Lula's immediate (tax, inflation, and interest rate) problem

Updated: Nov 3


Foto: Ricardo Stuckert from fotospublicas.com


As the election has come to a fold, Brazil needs to address an immediate issue: - Should it keep Bolsonaro-era gas tax incentives, or should it start from a Lula blank slate tax policy?


Brazil has managed to aggressively reduce its inflation rates over the past year by having its Central Bank impose some of the highest interest rates in the world (13.75%). As expected, this has had a negative impact on economic growth. The idea is to reduce interest rates as soon as possible to reduce poverty in a controlled, targeted inflation scenario.


Inflation has been shown to be up to 40% correlated and impacted by gas prices in Brazil. Bolsonaro cut down gas taxes to reduce inflation without having to raise basic interest rates (Selic) even further. Our analysis shows that Lula could start reducing Selic from 13.75% soon by keeping the tax cut.


If you agree that Lula should keep Bolsonaro’s tax break to bring interest rates down or if you don’t agree feel free to comment below.


As one can see in the chart below, Weaver analyzed both scenarios: - with and without ICMS tax breaks (ICMS is the VAT-style tax accrued on gas consumption). The orange line shows interest rates with the tax break, and the blue line shows the opposite scenario. Both inflation and interest rates declined faster with the tax break than without it. Actually, average interest rates are expected to fall by more than 400 bp in a few months if inflation targets are reached thanks to the tax break benefits.



Inflation is expected to go down from above 6% to close to 4% on December 23. If the tax break is kept, this scenario would happen as early as February 23. Selic rates will only get to 10% by December, and the tax break would likely allow it to happen by January.

This would mean an extra year of economic growth enjoying the benefits of the commodity spike caused by the Ukrainian war. Lula would help lift millions of people out of poverty in an attempt to return to his early years on his first and second terms.

We estimate a U$ 8 billion tax revenue loss arising from this tax break. However, we also believe that the expected savings in terms of lower interest rate payments in government bonds linked to the Central Bank Selic rates should be massive. The total reduction in yearly payments should amount to U$ 29 billion.


In conclusion, by extending the tax break, Lula could generate very large economic value for government coffers. This tax break, however, was created by Bolsonaro, and, as the old saying goes: - “The king is dead! God save the new king”. The new Lula presidency would be wise to maintain some of the old habits, including some of the tax policies (and the ICMS tax break).


This is a clear mathematical case where the new government will create value for the people if they are able to work side by side with the previous administration.
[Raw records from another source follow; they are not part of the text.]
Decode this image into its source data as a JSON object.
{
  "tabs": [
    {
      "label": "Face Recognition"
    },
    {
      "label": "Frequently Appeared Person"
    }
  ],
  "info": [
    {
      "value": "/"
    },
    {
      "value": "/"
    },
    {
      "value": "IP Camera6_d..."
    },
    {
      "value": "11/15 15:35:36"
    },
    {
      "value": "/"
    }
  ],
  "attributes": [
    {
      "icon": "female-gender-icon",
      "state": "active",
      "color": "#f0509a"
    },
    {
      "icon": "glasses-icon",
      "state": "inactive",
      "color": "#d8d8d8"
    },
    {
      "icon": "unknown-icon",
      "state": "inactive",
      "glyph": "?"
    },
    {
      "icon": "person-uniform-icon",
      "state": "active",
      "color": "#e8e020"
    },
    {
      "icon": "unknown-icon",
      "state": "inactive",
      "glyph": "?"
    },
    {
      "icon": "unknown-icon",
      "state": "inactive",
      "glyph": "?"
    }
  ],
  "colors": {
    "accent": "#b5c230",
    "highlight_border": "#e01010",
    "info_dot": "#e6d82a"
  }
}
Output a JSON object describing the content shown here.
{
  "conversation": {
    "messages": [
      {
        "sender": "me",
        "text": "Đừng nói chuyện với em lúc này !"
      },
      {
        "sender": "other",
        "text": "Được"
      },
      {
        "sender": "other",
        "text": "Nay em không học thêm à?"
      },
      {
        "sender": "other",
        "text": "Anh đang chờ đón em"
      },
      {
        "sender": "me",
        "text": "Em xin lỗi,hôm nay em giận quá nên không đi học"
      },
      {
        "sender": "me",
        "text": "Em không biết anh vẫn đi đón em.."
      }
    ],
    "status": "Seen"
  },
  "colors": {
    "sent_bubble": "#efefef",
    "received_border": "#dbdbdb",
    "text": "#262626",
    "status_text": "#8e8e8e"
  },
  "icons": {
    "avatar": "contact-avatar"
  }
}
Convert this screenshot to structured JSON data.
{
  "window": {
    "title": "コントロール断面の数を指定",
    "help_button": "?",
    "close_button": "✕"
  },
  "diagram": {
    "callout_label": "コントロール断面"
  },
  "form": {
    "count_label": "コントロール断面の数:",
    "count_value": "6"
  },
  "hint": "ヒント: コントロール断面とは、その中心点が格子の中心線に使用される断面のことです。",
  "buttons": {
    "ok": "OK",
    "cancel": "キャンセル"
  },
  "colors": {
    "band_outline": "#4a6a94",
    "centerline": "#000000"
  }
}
They will destroy value if they allow hubris to prevail and political radicalism to succeed. Therefore, we suggest Lula extend the tax break and leave politics behind.